Charm The Fury, The
The Sick, Dumb & Happy
Nuclear Blast Records/Universal Music Australia
Reviewed By Andrew McKaysmith
I was very fortunate to have the chance to chat over the phone to Caroline Westendorp (vox) & Mathijs Tieken (drums) one bright morning on the Sunshine Coast. While I am used to degrees of enthusiasm, what I copped from these two was a full frontal barrage of optimism, sheer happiness, and positive energy. They both were very congenial and the allocated 15 minutes was not nearly enough to discuss the creation of the brilliant The Sick, Dumb & Happy.

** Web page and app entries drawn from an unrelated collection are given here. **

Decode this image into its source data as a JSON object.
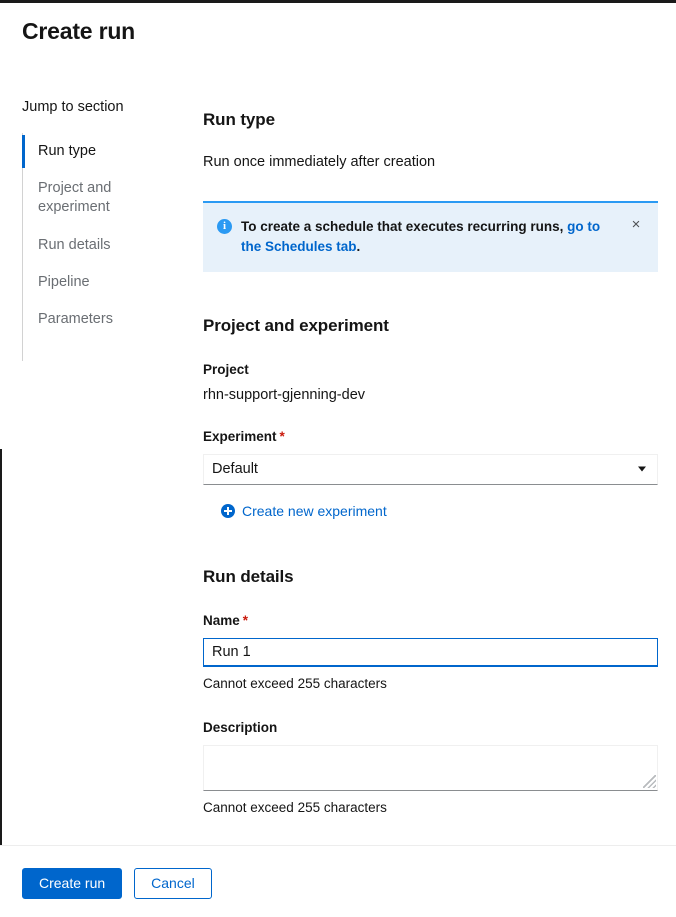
{
  "page": {
    "title": "Create run"
  },
  "jump_nav": {
    "heading": "Jump to section",
    "items": [
      {
        "label": "Run type",
        "active": true
      },
      {
        "label": "Project and experiment",
        "active": false
      },
      {
        "label": "Run details",
        "active": false
      },
      {
        "label": "Pipeline",
        "active": false
      },
      {
        "label": "Parameters",
        "active": false
      }
    ]
  },
  "run_type": {
    "heading": "Run type",
    "description": "Run once immediately after creation"
  },
  "alert": {
    "icon": "info-circle-icon",
    "text_before_link": "To create a schedule that executes recurring runs, ",
    "link_text": "go to the Schedules tab",
    "text_after_link": ".",
    "close_label": "×",
    "accent_color": "#2b9af3",
    "background_color": "#e7f1fa"
  },
  "project_and_experiment": {
    "heading": "Project and experiment",
    "project_label": "Project",
    "project_value": "rhn-support-gjenning-dev",
    "experiment_label": "Experiment",
    "required_marker": "*",
    "experiment_selected": "Default",
    "create_experiment_link": "Create new experiment"
  },
  "run_details": {
    "heading": "Run details",
    "name_label": "Name",
    "name_required_marker": "*",
    "name_value": "Run 1",
    "name_placeholder": "",
    "name_help": "Cannot exceed 255 characters",
    "description_label": "Description",
    "description_value": "",
    "description_placeholder": "",
    "description_help": "Cannot exceed 255 characters"
  },
  "footer": {
    "primary_label": "Create run",
    "secondary_label": "Cancel",
    "primary_color": "#0066cc"
  }
}
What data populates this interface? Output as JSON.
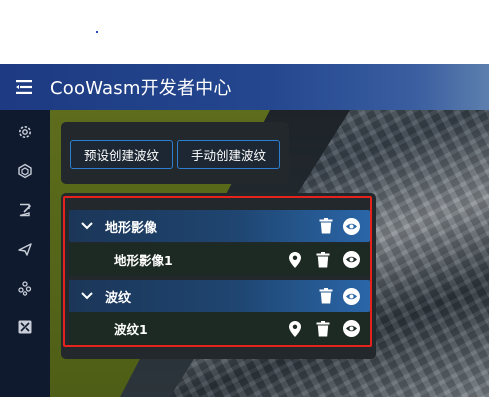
{
  "header": {
    "title": "CooWasm开发者中心"
  },
  "sidebar": {
    "items": [
      {
        "icon": "gear-icon"
      },
      {
        "icon": "cube-icon"
      },
      {
        "icon": "edit-icon"
      },
      {
        "icon": "send-icon"
      },
      {
        "icon": "cluster-icon"
      },
      {
        "icon": "tools-icon"
      }
    ]
  },
  "actions": {
    "preset_create_ripple": "预设创建波纹",
    "manual_create_ripple": "手动创建波纹"
  },
  "layers": {
    "groups": [
      {
        "name": "地形影像",
        "children": [
          {
            "name": "地形影像1"
          }
        ]
      },
      {
        "name": "波纹",
        "children": [
          {
            "name": "波纹1"
          }
        ]
      }
    ]
  },
  "colors": {
    "header_accent": "#1d3a82",
    "button_border": "#2c7fd0",
    "highlight_frame": "#e5231c",
    "sidebar_bg": "#0f1a2e"
  }
}
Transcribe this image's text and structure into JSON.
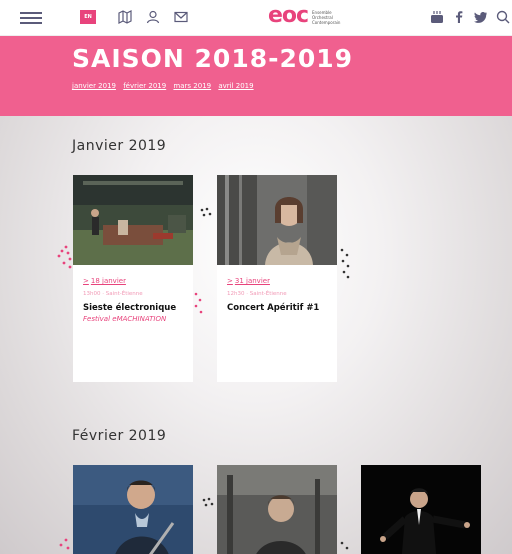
{
  "header": {
    "lang_label": "EN",
    "logo_text": "eoc",
    "logo_subtitle": "Ensemble Orchestral Contemporain"
  },
  "banner": {
    "title": "SAISON 2018-2019",
    "months": [
      "janvier 2019",
      "février 2019",
      "mars 2019",
      "avril 2019"
    ]
  },
  "sections": [
    {
      "title": "Janvier 2019",
      "events": [
        {
          "date": "18 janvier",
          "meta": "13h00 · Saint-Étienne",
          "title": "Sieste électronique",
          "subtitle": "Festival eMACHINATION"
        },
        {
          "date": "31 janvier",
          "meta": "12h30 · Saint-Étienne",
          "title": "Concert Apéritif #1",
          "subtitle": ""
        }
      ]
    },
    {
      "title": "Février 2019",
      "events": []
    }
  ],
  "colors": {
    "accent": "#e8437c",
    "banner": "#f0608f",
    "nav_icon": "#5b5b7a"
  },
  "icons": [
    "menu-icon",
    "map-icon",
    "user-icon",
    "mail-icon",
    "youtube-icon",
    "facebook-icon",
    "twitter-icon",
    "search-icon"
  ]
}
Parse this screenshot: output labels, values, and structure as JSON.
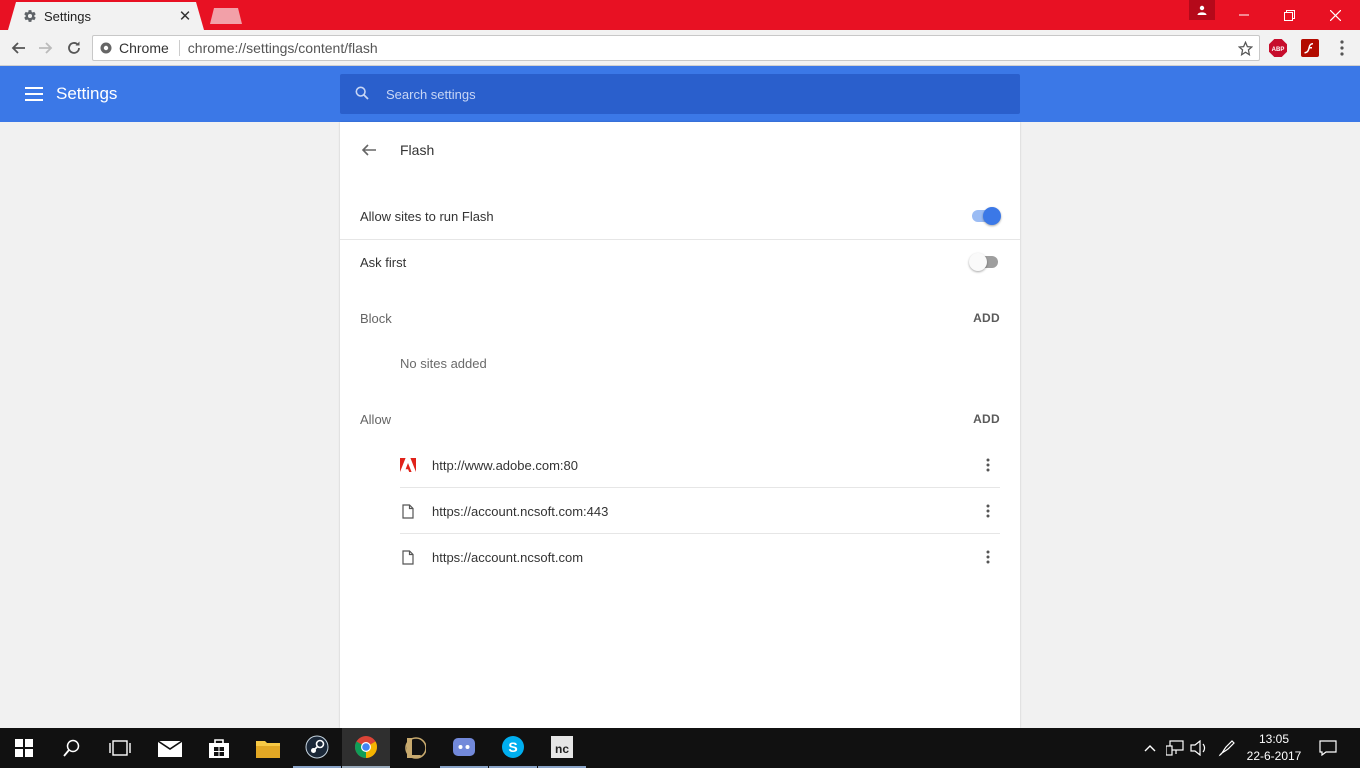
{
  "tab": {
    "title": "Settings"
  },
  "omnibox": {
    "chip": "Chrome",
    "url": "chrome://settings/content/flash"
  },
  "header": {
    "title": "Settings",
    "search_placeholder": "Search settings"
  },
  "page": {
    "title": "Flash",
    "allow_flash": {
      "label": "Allow sites to run Flash",
      "on": true
    },
    "ask_first": {
      "label": "Ask first",
      "on": false
    },
    "block": {
      "title": "Block",
      "add": "ADD",
      "empty": "No sites added"
    },
    "allow": {
      "title": "Allow",
      "add": "ADD",
      "sites": [
        {
          "url": "http://www.adobe.com:80",
          "icon": "adobe-icon"
        },
        {
          "url": "https://account.ncsoft.com:443",
          "icon": "page-icon"
        },
        {
          "url": "https://account.ncsoft.com",
          "icon": "page-icon"
        }
      ]
    }
  },
  "taskbar": {
    "time": "13:05",
    "date": "22-6-2017"
  },
  "colors": {
    "titlebar": "#e81123",
    "header": "#3b78e7",
    "search": "#2a5fcc",
    "toggle_on": "#3b78e7"
  }
}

I'd had an advance copy of The Sick, Dumb & Happy for a while prior to talking to the effervescent duo and I had only really glanced at it. The worst thing about the album is the garish cover artwork and I'm afraid that may put off the discerning metal aficionado as it certainly made me think twice about what lay beneath initially. Believe me, dive deeper, metal comrades, as The Sick, Dumb & Happy is almost as good as it gets in 2017.
Why is it so good? Westendorp adopts the very best of Philip Anslemo circa Vulgar Display of Power ('92) and Far Beyond Driven ('94), injecting it with an alluring feminine pop vocal. What sounds absurd on paper sounds perfect on The Sick, Dumb & Happy. Not sure how much of Tove Lo's Queen of the Clouds ('13) or Rihanna's Talk That Talk('10) Westendorp had been listening to or is inspired by, however the presence of these influences produces an outstandingly fresh vocal performance that balances beautifully the brutality of Anslemo's gravel-throated growl with the cocktails and dancefloor charisma of the Lo/Rihanna influence.
Tieken's percussive groove adds a bedrock similar to Ray Luzier's (KXM, Korn, David lee Roth) abundant flair matched with Hellhammer's (Mayhem, Arcturus among many others) dominant backbone.
I've no idea who the more prominent guitarist between the two is, however Rolf Perdok and Martijn Slegtenhorst have clearly studied the esteemed output of Dime and read the same manual that Josh Travis (Emmure) reads. These two produce riffs that sit deep in the pocket. No better example than "Down on the Ropes" with its "Cult of Personality" style earth-shattering verse riff. (Referencing Living Colour's brilliant Vivid ('88) album)
During my chat, there was much more than music to discuss with the pair. Disappointingly, some people still view females as less than worthy heavy metal artists according to Westendorp. "There is still a lot of sexism in the music industry. Security would often ask me 'What are you doing backstage?' or ask other band members to 'take this girl to somewhere else'. It's funny how you gets treated in the music industry as a girl. So, that is quite a challenge."
As an avid attendee of gigs in the '90s, my mates and I could best be described as socially awkward yet polite young fellows lacking confidence with the opposite sex. Without sounding crass, we could only wish there were ladies like Westendorp in the bands and in the crowd. I can't tell you how many gigs I have been to over the years where literally the only females in attendance were venue staff...
Get your head around The Sick, Dumb & Happy. It's a seriously worthy heavy metal odyssey.